• Problem description:
Set down again each entry exactly as it reads, pictures excluded.

• Records for processing:

Content starts

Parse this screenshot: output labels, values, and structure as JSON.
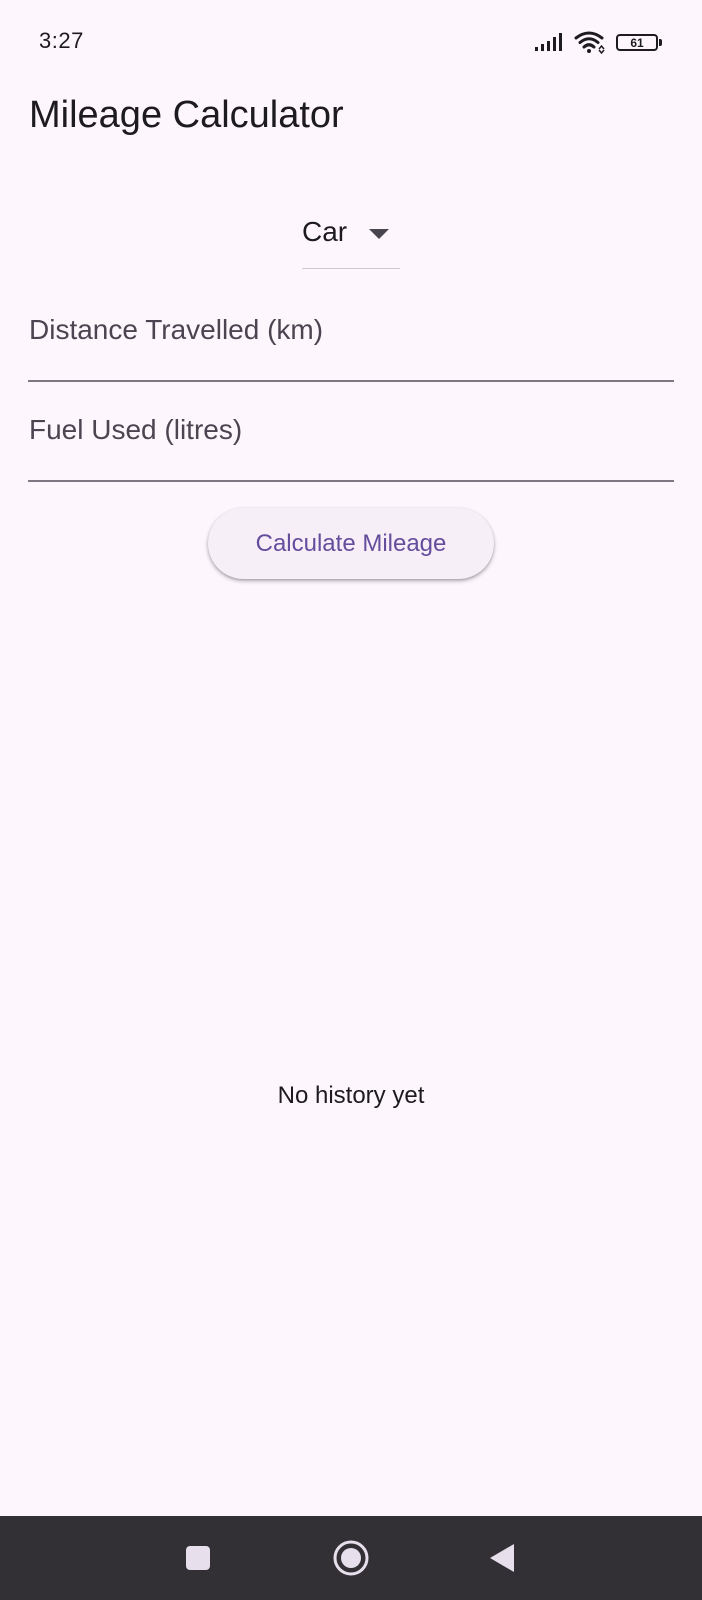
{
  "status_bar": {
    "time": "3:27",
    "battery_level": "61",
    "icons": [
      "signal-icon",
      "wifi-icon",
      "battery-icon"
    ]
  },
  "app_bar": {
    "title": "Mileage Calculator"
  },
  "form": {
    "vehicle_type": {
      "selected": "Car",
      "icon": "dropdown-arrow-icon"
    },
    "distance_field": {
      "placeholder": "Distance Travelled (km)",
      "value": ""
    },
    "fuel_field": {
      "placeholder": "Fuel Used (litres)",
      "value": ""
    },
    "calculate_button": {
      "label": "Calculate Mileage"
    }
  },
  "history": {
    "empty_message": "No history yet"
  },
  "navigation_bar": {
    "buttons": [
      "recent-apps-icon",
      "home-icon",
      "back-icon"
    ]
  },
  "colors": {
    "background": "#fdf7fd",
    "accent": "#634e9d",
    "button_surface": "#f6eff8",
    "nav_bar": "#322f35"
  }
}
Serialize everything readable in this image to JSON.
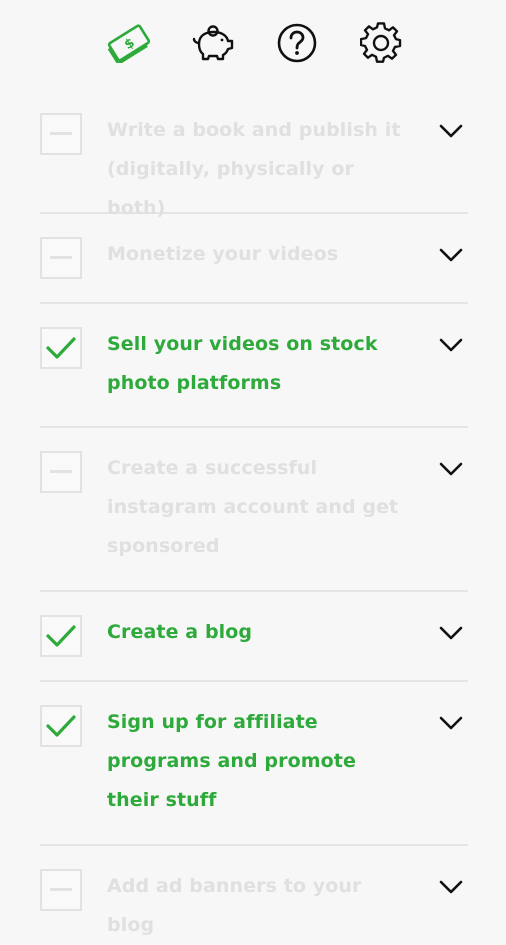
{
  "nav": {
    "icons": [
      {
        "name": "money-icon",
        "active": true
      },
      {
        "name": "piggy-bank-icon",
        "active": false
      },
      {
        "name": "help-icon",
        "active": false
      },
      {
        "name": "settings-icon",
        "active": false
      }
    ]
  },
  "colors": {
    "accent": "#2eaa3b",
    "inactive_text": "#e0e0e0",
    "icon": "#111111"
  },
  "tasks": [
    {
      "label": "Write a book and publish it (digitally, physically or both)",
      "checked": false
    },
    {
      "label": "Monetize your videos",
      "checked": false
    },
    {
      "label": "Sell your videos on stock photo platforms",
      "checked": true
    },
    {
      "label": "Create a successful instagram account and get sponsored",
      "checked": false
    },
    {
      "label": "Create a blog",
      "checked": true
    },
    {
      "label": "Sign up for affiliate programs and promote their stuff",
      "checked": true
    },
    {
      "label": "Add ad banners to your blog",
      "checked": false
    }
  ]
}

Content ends

• Output for this task:
Parse this screenshot: output labels, values, and structure as JSON.
{
  "status_bar": {
    "time": "3:27",
    "battery_level": "61",
    "icons": [
      "signal-icon",
      "wifi-icon",
      "battery-icon"
    ]
  },
  "app_bar": {
    "title": "Mileage Calculator"
  },
  "form": {
    "vehicle_type": {
      "selected": "Car",
      "icon": "dropdown-arrow-icon"
    },
    "distance_field": {
      "placeholder": "Distance Travelled (km)",
      "value": ""
    },
    "fuel_field": {
      "placeholder": "Fuel Used (litres)",
      "value": ""
    },
    "calculate_button": {
      "label": "Calculate Mileage"
    }
  },
  "history": {
    "empty_message": "No history yet"
  },
  "navigation_bar": {
    "buttons": [
      "recent-apps-icon",
      "home-icon",
      "back-icon"
    ]
  },
  "colors": {
    "background": "#fdf7fd",
    "accent": "#634e9d",
    "button_surface": "#f6eff8",
    "nav_bar": "#322f35"
  }
}
Serialize everything readable in this image to JSON.
{
  "nav": {
    "icons": [
      {
        "name": "money-icon",
        "active": true
      },
      {
        "name": "piggy-bank-icon",
        "active": false
      },
      {
        "name": "help-icon",
        "active": false
      },
      {
        "name": "settings-icon",
        "active": false
      }
    ]
  },
  "colors": {
    "accent": "#2eaa3b",
    "inactive_text": "#e0e0e0",
    "icon": "#111111"
  },
  "tasks": [
    {
      "label": "Write a book and publish it (digitally, physically or both)",
      "checked": false
    },
    {
      "label": "Monetize your videos",
      "checked": false
    },
    {
      "label": "Sell your videos on stock photo platforms",
      "checked": true
    },
    {
      "label": "Create a successful instagram account and get sponsored",
      "checked": false
    },
    {
      "label": "Create a blog",
      "checked": true
    },
    {
      "label": "Sign up for affiliate programs and promote their stuff",
      "checked": true
    },
    {
      "label": "Add ad banners to your blog",
      "checked": false
    }
  ]
}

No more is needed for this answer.